* [Your task]: Check each line of the records for "data"; collect those that have it.

* [Records for this exercise]:
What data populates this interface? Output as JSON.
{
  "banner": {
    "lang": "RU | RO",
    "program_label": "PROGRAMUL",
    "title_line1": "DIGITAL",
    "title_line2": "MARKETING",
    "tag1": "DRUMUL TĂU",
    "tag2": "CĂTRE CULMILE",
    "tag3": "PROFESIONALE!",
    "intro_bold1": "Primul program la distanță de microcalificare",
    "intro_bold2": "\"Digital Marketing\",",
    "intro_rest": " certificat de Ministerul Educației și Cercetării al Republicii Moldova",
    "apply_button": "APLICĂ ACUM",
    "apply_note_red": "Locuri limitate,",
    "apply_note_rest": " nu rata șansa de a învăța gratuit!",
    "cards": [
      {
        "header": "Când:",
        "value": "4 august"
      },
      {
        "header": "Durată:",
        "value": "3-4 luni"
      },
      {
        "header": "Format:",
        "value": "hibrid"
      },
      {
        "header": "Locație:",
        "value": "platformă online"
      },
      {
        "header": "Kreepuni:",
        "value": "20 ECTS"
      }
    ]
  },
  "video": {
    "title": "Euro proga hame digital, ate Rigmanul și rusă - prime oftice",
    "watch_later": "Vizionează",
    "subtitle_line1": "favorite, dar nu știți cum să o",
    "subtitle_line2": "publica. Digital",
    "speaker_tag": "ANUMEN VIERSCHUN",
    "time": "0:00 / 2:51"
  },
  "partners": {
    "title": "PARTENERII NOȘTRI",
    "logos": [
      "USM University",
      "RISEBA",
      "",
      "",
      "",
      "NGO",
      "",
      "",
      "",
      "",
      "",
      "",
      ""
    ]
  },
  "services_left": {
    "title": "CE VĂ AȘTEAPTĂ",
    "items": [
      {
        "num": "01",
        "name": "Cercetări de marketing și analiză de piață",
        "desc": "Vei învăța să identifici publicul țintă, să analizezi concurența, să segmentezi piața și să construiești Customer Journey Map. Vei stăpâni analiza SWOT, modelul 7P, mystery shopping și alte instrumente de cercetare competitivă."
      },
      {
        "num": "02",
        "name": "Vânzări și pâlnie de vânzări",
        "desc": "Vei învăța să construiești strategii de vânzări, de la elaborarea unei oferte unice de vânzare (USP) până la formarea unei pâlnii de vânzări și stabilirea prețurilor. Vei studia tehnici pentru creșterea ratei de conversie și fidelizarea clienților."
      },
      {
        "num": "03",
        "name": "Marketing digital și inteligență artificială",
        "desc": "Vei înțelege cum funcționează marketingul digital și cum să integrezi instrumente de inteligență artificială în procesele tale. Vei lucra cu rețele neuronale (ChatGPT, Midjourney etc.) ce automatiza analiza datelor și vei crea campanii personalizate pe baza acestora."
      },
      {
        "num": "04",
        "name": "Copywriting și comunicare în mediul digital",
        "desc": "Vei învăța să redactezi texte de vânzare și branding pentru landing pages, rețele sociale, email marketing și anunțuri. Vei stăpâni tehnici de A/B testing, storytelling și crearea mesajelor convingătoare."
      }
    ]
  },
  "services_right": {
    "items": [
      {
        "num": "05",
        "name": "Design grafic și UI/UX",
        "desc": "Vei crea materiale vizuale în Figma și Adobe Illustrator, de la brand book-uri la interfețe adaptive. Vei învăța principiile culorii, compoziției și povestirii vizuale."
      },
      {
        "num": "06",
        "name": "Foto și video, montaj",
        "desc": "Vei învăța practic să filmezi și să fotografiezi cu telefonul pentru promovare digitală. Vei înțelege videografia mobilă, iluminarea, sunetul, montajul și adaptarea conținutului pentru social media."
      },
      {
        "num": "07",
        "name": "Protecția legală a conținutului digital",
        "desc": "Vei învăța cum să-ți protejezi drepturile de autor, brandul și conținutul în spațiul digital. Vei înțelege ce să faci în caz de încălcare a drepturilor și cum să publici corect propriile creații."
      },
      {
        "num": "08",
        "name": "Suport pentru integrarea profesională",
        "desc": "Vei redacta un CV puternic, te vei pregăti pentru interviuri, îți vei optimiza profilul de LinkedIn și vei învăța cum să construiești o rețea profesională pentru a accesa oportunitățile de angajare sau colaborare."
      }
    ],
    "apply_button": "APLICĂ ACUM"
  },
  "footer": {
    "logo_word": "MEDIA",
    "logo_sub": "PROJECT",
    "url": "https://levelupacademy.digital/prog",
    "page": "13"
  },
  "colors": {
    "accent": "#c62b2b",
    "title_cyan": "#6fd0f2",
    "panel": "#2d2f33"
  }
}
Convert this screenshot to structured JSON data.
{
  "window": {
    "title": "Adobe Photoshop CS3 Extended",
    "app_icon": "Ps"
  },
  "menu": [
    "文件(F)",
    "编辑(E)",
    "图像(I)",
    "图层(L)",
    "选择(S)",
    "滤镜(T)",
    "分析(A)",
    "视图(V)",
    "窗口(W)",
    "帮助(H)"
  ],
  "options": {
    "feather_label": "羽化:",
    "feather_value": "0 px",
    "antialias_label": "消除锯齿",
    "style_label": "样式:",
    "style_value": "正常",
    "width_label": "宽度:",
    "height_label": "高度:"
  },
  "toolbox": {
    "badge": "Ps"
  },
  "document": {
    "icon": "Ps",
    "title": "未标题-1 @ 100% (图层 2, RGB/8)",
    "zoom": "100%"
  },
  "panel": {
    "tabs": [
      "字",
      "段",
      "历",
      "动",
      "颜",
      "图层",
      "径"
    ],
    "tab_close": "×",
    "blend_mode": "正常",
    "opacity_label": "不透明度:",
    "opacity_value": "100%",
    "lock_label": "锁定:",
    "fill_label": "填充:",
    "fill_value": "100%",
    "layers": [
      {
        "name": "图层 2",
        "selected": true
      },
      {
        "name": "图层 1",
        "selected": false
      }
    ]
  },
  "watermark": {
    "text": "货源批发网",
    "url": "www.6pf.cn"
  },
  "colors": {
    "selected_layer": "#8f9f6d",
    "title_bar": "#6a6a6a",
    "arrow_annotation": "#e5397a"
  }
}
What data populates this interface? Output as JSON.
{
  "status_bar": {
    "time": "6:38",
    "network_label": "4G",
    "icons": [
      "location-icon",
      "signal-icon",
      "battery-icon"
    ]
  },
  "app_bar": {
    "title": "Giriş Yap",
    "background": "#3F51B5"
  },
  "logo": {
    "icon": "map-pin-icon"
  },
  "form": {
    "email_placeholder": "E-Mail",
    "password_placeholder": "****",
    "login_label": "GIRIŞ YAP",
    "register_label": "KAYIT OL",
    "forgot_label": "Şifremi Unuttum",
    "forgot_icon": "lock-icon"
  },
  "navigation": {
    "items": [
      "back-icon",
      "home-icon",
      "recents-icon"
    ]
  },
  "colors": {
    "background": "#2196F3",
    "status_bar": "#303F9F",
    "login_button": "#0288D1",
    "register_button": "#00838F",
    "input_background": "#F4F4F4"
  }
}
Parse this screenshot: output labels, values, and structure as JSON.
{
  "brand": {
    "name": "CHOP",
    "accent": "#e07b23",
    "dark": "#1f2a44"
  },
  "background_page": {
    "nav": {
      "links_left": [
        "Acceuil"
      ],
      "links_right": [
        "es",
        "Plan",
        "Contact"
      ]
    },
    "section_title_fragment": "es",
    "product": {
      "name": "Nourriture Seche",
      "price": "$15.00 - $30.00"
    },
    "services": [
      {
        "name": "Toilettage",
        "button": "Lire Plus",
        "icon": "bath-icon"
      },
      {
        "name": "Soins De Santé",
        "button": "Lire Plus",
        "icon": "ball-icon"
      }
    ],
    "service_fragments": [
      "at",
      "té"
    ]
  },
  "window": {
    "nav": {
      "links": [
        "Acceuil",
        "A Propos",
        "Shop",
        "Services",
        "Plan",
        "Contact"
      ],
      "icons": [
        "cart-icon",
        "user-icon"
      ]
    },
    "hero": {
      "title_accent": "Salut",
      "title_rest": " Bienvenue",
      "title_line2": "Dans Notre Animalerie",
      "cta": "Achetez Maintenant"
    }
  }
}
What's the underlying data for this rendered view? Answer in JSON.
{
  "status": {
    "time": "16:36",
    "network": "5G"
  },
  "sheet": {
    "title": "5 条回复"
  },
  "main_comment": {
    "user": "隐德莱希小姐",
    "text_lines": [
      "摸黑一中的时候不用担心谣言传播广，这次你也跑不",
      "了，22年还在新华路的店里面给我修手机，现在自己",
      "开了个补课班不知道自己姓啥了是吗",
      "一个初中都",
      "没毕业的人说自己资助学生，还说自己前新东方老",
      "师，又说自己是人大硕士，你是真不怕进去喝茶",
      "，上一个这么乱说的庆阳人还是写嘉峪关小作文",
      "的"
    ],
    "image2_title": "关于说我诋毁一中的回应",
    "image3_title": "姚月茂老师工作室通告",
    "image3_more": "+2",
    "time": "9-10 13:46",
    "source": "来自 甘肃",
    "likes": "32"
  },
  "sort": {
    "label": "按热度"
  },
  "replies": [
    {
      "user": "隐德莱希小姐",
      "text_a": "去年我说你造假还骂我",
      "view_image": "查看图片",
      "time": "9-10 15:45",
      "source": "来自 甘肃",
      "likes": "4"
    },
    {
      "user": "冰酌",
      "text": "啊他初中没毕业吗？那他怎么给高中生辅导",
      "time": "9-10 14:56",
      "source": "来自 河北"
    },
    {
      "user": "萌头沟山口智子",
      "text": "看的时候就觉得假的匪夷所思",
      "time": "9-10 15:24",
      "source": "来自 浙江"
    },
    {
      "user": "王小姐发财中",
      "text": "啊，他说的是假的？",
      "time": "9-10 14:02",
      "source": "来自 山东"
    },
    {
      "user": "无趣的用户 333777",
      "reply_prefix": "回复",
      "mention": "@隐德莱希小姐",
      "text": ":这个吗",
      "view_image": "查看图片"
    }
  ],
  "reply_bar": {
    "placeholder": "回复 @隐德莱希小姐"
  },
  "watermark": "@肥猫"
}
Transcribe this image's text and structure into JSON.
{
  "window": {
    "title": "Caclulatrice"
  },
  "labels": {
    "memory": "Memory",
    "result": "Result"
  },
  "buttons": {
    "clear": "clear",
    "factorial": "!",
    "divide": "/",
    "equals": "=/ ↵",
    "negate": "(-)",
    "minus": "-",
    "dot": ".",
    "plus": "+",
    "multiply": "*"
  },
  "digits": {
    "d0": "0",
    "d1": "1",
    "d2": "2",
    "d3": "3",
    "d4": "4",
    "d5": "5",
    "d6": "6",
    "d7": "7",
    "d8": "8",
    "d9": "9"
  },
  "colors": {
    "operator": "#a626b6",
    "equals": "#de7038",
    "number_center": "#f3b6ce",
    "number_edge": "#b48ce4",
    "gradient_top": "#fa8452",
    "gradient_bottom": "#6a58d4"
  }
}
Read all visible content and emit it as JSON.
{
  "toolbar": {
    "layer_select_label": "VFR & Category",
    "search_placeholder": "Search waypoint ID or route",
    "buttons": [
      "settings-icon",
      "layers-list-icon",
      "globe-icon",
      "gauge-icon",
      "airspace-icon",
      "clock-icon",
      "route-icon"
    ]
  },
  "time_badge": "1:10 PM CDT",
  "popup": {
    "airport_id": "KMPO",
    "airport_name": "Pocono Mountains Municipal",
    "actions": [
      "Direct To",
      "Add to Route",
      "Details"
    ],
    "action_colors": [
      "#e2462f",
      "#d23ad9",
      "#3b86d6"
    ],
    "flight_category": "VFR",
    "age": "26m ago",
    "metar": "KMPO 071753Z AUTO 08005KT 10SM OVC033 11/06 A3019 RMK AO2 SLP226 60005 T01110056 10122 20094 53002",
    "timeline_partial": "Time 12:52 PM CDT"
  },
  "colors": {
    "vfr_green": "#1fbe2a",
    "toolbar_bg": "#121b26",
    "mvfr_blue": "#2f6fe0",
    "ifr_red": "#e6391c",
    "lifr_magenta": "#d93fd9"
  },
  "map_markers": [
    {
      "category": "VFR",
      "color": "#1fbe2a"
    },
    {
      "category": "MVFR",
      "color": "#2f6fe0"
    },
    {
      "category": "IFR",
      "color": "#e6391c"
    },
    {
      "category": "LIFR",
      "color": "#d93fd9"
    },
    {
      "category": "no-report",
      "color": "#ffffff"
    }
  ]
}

* [Output for this task]:
What data populates this interface? Output as JSON.
Convert this screenshot to structured JSON data.
What data populates this interface? Output as JSON.
What's the underlying data for this rendered view? Answer in JSON.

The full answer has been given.